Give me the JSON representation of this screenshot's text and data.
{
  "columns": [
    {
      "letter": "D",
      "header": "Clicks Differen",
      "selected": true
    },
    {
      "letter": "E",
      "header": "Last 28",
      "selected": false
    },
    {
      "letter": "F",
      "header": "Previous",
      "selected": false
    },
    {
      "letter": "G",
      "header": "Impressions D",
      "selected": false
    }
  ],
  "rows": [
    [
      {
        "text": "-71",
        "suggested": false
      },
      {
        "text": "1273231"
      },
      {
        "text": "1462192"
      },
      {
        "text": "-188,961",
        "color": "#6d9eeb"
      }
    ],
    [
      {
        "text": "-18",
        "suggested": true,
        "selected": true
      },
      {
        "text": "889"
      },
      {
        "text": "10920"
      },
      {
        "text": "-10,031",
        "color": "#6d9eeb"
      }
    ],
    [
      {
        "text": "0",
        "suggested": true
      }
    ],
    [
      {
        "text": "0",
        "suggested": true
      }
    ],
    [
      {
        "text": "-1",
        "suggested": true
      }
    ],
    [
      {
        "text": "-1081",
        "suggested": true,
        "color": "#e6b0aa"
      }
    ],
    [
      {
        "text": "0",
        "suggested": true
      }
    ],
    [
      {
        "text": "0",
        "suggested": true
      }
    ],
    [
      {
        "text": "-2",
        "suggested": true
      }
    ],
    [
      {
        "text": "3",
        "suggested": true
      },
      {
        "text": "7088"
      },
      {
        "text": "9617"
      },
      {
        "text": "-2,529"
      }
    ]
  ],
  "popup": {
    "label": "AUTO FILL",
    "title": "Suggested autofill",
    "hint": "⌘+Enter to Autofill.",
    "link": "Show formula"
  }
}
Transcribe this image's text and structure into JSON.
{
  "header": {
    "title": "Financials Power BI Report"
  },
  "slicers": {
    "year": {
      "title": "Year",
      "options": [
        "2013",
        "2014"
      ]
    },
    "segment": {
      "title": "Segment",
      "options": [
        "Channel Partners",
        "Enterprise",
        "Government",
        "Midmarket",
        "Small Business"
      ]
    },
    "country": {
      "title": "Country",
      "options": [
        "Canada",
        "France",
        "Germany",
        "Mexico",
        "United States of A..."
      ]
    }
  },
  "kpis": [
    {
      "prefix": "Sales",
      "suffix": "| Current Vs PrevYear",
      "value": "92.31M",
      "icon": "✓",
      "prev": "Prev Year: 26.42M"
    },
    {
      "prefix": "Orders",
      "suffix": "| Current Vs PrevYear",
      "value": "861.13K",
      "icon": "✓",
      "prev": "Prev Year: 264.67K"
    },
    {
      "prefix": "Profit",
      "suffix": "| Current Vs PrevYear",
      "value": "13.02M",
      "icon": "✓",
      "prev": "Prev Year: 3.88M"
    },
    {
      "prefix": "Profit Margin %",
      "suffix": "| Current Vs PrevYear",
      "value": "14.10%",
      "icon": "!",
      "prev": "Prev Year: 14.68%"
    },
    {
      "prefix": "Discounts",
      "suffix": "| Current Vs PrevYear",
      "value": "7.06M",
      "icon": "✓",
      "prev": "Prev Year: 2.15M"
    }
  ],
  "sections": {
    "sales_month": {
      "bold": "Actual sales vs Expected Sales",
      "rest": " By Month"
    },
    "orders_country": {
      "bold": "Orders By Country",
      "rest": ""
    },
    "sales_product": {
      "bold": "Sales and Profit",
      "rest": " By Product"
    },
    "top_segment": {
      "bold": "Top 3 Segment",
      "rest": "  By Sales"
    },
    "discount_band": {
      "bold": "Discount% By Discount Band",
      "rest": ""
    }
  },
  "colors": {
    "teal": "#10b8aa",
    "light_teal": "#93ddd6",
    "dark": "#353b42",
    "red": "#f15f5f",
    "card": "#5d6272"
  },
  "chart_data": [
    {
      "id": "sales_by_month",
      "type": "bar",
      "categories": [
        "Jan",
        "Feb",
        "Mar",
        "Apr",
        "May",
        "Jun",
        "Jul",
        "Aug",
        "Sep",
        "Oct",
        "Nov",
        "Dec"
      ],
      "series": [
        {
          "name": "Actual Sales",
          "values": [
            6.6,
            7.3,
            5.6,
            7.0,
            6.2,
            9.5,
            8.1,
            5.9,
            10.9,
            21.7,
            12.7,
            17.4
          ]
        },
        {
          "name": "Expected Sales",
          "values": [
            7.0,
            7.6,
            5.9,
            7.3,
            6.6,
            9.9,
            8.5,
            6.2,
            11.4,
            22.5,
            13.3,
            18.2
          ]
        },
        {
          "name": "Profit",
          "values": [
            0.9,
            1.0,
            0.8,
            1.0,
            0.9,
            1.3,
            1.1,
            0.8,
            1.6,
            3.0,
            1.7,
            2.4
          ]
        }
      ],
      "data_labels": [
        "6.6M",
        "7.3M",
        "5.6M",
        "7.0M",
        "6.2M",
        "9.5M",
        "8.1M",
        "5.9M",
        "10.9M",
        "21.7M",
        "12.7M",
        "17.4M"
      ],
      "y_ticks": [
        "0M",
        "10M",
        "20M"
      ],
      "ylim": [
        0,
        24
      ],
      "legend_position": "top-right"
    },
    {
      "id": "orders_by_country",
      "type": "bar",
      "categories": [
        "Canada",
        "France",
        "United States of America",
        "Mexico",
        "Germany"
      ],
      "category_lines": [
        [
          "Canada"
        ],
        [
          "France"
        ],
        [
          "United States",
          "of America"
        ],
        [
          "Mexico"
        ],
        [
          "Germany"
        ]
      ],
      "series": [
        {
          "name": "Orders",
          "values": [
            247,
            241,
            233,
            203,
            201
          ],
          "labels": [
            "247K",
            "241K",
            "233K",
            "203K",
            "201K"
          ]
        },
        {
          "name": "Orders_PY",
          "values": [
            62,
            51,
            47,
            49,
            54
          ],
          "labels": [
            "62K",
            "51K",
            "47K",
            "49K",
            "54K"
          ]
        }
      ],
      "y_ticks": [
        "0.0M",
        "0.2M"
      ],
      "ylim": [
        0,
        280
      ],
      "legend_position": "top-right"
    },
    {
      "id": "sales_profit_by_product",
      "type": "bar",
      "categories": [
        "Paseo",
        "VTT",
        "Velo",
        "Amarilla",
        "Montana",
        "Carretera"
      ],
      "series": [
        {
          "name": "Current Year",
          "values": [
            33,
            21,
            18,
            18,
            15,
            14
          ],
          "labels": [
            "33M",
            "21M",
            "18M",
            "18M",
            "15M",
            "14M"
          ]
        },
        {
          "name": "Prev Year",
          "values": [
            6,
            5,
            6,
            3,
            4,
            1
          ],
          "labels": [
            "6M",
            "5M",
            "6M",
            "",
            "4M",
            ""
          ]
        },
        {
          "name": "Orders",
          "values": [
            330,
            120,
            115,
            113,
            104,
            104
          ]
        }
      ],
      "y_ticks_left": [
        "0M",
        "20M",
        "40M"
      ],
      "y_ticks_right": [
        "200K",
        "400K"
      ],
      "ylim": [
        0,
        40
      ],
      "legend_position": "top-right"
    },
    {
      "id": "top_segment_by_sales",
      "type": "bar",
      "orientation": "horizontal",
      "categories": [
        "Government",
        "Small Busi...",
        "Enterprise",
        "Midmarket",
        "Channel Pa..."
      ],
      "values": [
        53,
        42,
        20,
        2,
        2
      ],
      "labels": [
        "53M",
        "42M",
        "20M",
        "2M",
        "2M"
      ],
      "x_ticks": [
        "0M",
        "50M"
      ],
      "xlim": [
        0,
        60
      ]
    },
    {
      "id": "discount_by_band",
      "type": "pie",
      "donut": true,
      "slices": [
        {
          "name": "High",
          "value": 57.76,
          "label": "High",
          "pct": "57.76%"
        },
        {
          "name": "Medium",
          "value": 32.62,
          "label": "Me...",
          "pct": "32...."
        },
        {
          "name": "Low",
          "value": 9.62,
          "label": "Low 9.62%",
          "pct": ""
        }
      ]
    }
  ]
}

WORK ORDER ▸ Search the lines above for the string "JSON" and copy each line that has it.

THE COMPLETED TASK ▸
Give me the JSON representation of this screenshot's text and data.
Transcribe this image's text and structure into JSON.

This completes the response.